▶ **WHAT YOU NEED TO DO**
Would you write out the data below exactly, with every line intact?

▶ **RAW DATA**
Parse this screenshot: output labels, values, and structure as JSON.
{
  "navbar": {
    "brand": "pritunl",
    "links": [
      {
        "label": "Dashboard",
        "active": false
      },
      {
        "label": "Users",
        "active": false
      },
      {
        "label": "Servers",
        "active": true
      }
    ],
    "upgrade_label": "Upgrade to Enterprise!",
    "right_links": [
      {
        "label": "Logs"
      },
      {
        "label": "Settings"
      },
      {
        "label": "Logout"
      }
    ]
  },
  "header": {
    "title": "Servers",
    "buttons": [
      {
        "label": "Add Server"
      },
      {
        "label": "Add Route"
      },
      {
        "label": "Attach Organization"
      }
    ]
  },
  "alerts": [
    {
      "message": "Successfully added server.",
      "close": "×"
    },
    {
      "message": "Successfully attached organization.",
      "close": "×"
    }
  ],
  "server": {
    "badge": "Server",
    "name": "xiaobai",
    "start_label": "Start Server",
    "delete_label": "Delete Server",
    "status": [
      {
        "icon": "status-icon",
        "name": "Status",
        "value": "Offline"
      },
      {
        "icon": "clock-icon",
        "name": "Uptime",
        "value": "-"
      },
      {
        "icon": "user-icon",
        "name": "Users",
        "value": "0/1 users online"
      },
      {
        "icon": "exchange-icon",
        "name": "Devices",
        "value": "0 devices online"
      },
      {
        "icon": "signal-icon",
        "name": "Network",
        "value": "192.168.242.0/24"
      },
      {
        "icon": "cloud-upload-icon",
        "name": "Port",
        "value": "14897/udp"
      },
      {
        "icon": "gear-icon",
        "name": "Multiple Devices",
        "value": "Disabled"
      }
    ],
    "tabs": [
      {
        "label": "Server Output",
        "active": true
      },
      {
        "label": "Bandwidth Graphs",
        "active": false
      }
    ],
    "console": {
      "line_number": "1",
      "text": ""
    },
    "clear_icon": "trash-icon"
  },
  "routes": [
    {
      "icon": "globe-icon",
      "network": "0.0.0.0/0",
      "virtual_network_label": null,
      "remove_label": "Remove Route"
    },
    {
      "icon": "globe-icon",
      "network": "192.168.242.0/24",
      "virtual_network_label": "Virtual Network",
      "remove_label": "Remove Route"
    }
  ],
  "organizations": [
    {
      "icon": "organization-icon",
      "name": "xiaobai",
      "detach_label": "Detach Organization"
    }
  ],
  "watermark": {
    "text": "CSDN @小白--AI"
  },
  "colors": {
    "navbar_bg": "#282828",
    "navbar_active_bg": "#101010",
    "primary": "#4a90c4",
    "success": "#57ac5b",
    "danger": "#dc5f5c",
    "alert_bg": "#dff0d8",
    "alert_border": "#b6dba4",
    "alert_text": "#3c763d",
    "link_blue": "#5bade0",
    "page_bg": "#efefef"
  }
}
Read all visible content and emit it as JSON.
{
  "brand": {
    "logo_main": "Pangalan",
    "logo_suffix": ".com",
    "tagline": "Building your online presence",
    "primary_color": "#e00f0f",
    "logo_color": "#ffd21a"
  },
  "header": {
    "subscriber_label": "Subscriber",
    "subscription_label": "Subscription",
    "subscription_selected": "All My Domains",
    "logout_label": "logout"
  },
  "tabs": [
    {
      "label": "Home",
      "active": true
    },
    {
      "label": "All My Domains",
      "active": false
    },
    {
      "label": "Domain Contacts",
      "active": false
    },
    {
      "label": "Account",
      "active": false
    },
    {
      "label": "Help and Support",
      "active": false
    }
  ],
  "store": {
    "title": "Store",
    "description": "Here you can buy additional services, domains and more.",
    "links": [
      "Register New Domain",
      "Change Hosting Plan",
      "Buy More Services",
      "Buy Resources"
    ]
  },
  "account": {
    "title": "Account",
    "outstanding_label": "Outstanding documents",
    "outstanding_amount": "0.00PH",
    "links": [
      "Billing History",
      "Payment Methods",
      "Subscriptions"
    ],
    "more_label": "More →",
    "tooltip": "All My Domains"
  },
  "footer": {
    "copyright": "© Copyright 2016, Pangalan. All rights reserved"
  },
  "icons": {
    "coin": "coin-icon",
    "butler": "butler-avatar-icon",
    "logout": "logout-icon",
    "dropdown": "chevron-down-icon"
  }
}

▶ **COMPLETED TASK**
Parse this screenshot: output labels, values, and structure as JSON.
{
  "navbar": {
    "brand": "pritunl",
    "links": [
      {
        "label": "Dashboard",
        "active": false
      },
      {
        "label": "Users",
        "active": false
      },
      {
        "label": "Servers",
        "active": true
      }
    ],
    "upgrade_label": "Upgrade to Enterprise!",
    "right_links": [
      {
        "label": "Logs"
      },
      {
        "label": "Settings"
      },
      {
        "label": "Logout"
      }
    ]
  },
  "header": {
    "title": "Servers",
    "buttons": [
      {
        "label": "Add Server"
      },
      {
        "label": "Add Route"
      },
      {
        "label": "Attach Organization"
      }
    ]
  },
  "alerts": [
    {
      "message": "Successfully added server.",
      "close": "×"
    },
    {
      "message": "Successfully attached organization.",
      "close": "×"
    }
  ],
  "server": {
    "badge": "Server",
    "name": "xiaobai",
    "start_label": "Start Server",
    "delete_label": "Delete Server",
    "status": [
      {
        "icon": "status-icon",
        "name": "Status",
        "value": "Offline"
      },
      {
        "icon": "clock-icon",
        "name": "Uptime",
        "value": "-"
      },
      {
        "icon": "user-icon",
        "name": "Users",
        "value": "0/1 users online"
      },
      {
        "icon": "exchange-icon",
        "name": "Devices",
        "value": "0 devices online"
      },
      {
        "icon": "signal-icon",
        "name": "Network",
        "value": "192.168.242.0/24"
      },
      {
        "icon": "cloud-upload-icon",
        "name": "Port",
        "value": "14897/udp"
      },
      {
        "icon": "gear-icon",
        "name": "Multiple Devices",
        "value": "Disabled"
      }
    ],
    "tabs": [
      {
        "label": "Server Output",
        "active": true
      },
      {
        "label": "Bandwidth Graphs",
        "active": false
      }
    ],
    "console": {
      "line_number": "1",
      "text": ""
    },
    "clear_icon": "trash-icon"
  },
  "routes": [
    {
      "icon": "globe-icon",
      "network": "0.0.0.0/0",
      "virtual_network_label": null,
      "remove_label": "Remove Route"
    },
    {
      "icon": "globe-icon",
      "network": "192.168.242.0/24",
      "virtual_network_label": "Virtual Network",
      "remove_label": "Remove Route"
    }
  ],
  "organizations": [
    {
      "icon": "organization-icon",
      "name": "xiaobai",
      "detach_label": "Detach Organization"
    }
  ],
  "watermark": {
    "text": "CSDN @小白--AI"
  },
  "colors": {
    "navbar_bg": "#282828",
    "navbar_active_bg": "#101010",
    "primary": "#4a90c4",
    "success": "#57ac5b",
    "danger": "#dc5f5c",
    "alert_bg": "#dff0d8",
    "alert_border": "#b6dba4",
    "alert_text": "#3c763d",
    "link_blue": "#5bade0",
    "page_bg": "#efefef"
  }
}
Read all visible content and emit it as JSON.
{
  "brand": {
    "logo_main": "Pangalan",
    "logo_suffix": ".com",
    "tagline": "Building your online presence",
    "primary_color": "#e00f0f",
    "logo_color": "#ffd21a"
  },
  "header": {
    "subscriber_label": "Subscriber",
    "subscription_label": "Subscription",
    "subscription_selected": "All My Domains",
    "logout_label": "logout"
  },
  "tabs": [
    {
      "label": "Home",
      "active": true
    },
    {
      "label": "All My Domains",
      "active": false
    },
    {
      "label": "Domain Contacts",
      "active": false
    },
    {
      "label": "Account",
      "active": false
    },
    {
      "label": "Help and Support",
      "active": false
    }
  ],
  "store": {
    "title": "Store",
    "description": "Here you can buy additional services, domains and more.",
    "links": [
      "Register New Domain",
      "Change Hosting Plan",
      "Buy More Services",
      "Buy Resources"
    ]
  },
  "account": {
    "title": "Account",
    "outstanding_label": "Outstanding documents",
    "outstanding_amount": "0.00PH",
    "links": [
      "Billing History",
      "Payment Methods",
      "Subscriptions"
    ],
    "more_label": "More →",
    "tooltip": "All My Domains"
  },
  "footer": {
    "copyright": "© Copyright 2016, Pangalan. All rights reserved"
  },
  "icons": {
    "coin": "coin-icon",
    "butler": "butler-avatar-icon",
    "logout": "logout-icon",
    "dropdown": "chevron-down-icon"
  }
}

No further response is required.